#### DESCRIPTION OF THE TASK
Make the copy match the entries below exactly, with no pictures carried over.

BEGIN

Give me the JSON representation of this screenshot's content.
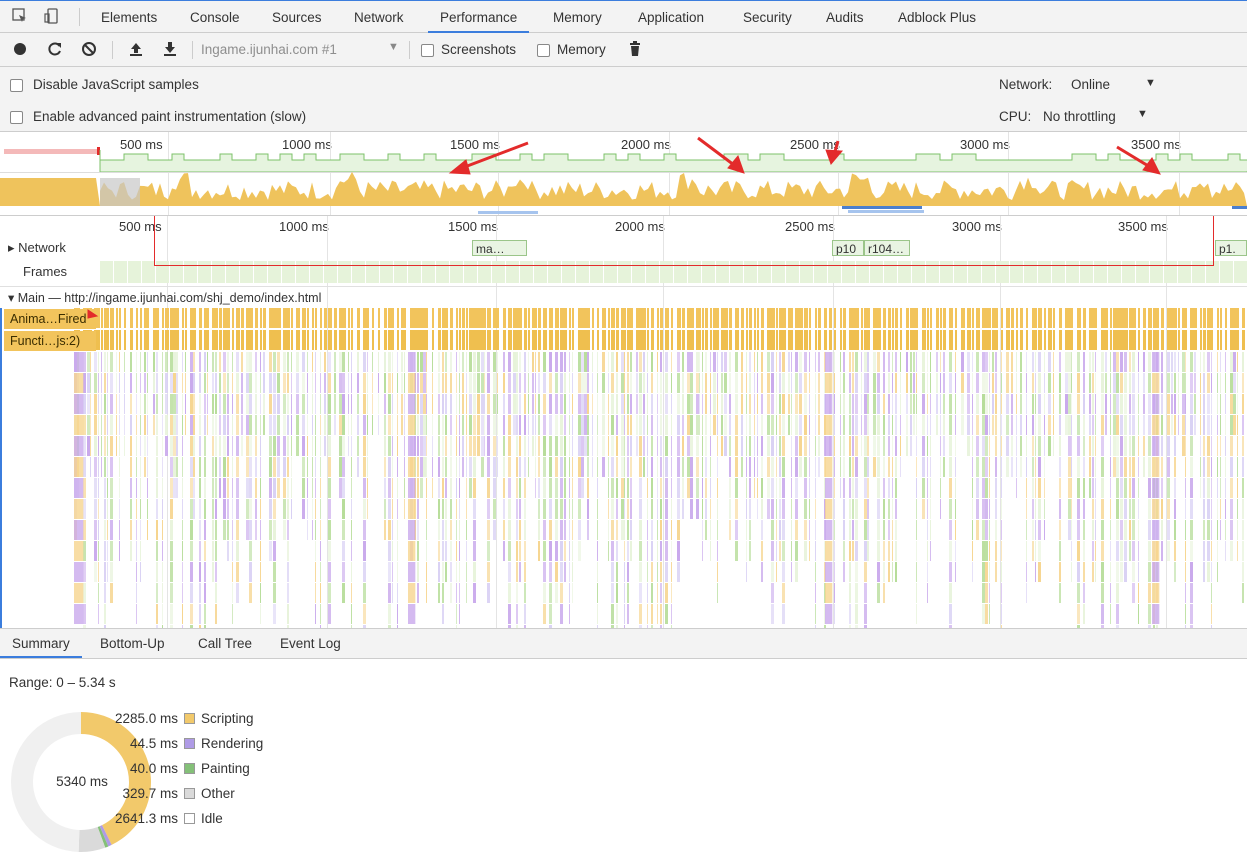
{
  "devtools_tabs": [
    "Elements",
    "Console",
    "Sources",
    "Network",
    "Performance",
    "Memory",
    "Application",
    "Security",
    "Audits",
    "Adblock Plus"
  ],
  "active_tab": "Performance",
  "toolbar": {
    "profile_select": "Ingame.ijunhai.com #1",
    "screenshots_label": "Screenshots",
    "memory_label": "Memory"
  },
  "settings": {
    "disable_js_samples": "Disable JavaScript samples",
    "advanced_paint": "Enable advanced paint instrumentation (slow)",
    "network_label": "Network:",
    "network_value": "Online",
    "cpu_label": "CPU:",
    "cpu_value": "No throttling"
  },
  "overview_ticks": [
    "500 ms",
    "1000 ms",
    "1500 ms",
    "2000 ms",
    "2500 ms",
    "3000 ms",
    "3500 ms"
  ],
  "timeline_ticks": [
    "500 ms",
    "1000 ms",
    "1500 ms",
    "2000 ms",
    "2500 ms",
    "3000 ms",
    "3500 ms"
  ],
  "tracks": {
    "network": "Network",
    "frames": "Frames",
    "main": "Main — http://ingame.ijunhai.com/shj_demo/index.html"
  },
  "network_requests": [
    "ma…",
    "p10",
    "r104…",
    "p1."
  ],
  "main_events": [
    "Anima…Fired",
    "Functi…js:2)"
  ],
  "bottom_tabs": [
    "Summary",
    "Bottom-Up",
    "Call Tree",
    "Event Log"
  ],
  "summary": {
    "range": "Range: 0 – 5.34 s",
    "total": "5340 ms",
    "rows": [
      {
        "value": "2285.0 ms",
        "label": "Scripting",
        "color": "#f2c96b",
        "ms": 2285.0
      },
      {
        "value": "44.5 ms",
        "label": "Rendering",
        "color": "#af9be6",
        "ms": 44.5
      },
      {
        "value": "40.0 ms",
        "label": "Painting",
        "color": "#84c078",
        "ms": 40.0
      },
      {
        "value": "329.7 ms",
        "label": "Other",
        "color": "#dadada",
        "ms": 329.7
      },
      {
        "value": "2641.3 ms",
        "label": "Idle",
        "color": "#ffffff",
        "ms": 2641.3
      }
    ]
  },
  "colors": {
    "accent": "#3b7ddd",
    "scripting": "#f2c45c",
    "rendering": "#c9a9ec",
    "painting": "#b7dd9a",
    "annotation": "#e32b2b"
  }
}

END

#### ANSWER TO THIS EXERCISE
Give me the JSON representation of this screenshot's content.
{
  "devtools_tabs": [
    "Elements",
    "Console",
    "Sources",
    "Network",
    "Performance",
    "Memory",
    "Application",
    "Security",
    "Audits",
    "Adblock Plus"
  ],
  "active_tab": "Performance",
  "toolbar": {
    "profile_select": "Ingame.ijunhai.com #1",
    "screenshots_label": "Screenshots",
    "memory_label": "Memory"
  },
  "settings": {
    "disable_js_samples": "Disable JavaScript samples",
    "advanced_paint": "Enable advanced paint instrumentation (slow)",
    "network_label": "Network:",
    "network_value": "Online",
    "cpu_label": "CPU:",
    "cpu_value": "No throttling"
  },
  "overview_ticks": [
    "500 ms",
    "1000 ms",
    "1500 ms",
    "2000 ms",
    "2500 ms",
    "3000 ms",
    "3500 ms"
  ],
  "timeline_ticks": [
    "500 ms",
    "1000 ms",
    "1500 ms",
    "2000 ms",
    "2500 ms",
    "3000 ms",
    "3500 ms"
  ],
  "tracks": {
    "network": "Network",
    "frames": "Frames",
    "main": "Main — http://ingame.ijunhai.com/shj_demo/index.html"
  },
  "network_requests": [
    "ma…",
    "p10",
    "r104…",
    "p1."
  ],
  "main_events": [
    "Anima…Fired",
    "Functi…js:2)"
  ],
  "bottom_tabs": [
    "Summary",
    "Bottom-Up",
    "Call Tree",
    "Event Log"
  ],
  "summary": {
    "range": "Range: 0 – 5.34 s",
    "total": "5340 ms",
    "rows": [
      {
        "value": "2285.0 ms",
        "label": "Scripting",
        "color": "#f2c96b",
        "ms": 2285.0
      },
      {
        "value": "44.5 ms",
        "label": "Rendering",
        "color": "#af9be6",
        "ms": 44.5
      },
      {
        "value": "40.0 ms",
        "label": "Painting",
        "color": "#84c078",
        "ms": 40.0
      },
      {
        "value": "329.7 ms",
        "label": "Other",
        "color": "#dadada",
        "ms": 329.7
      },
      {
        "value": "2641.3 ms",
        "label": "Idle",
        "color": "#ffffff",
        "ms": 2641.3
      }
    ]
  },
  "colors": {
    "accent": "#3b7ddd",
    "scripting": "#f2c45c",
    "rendering": "#c9a9ec",
    "painting": "#b7dd9a",
    "annotation": "#e32b2b"
  }
}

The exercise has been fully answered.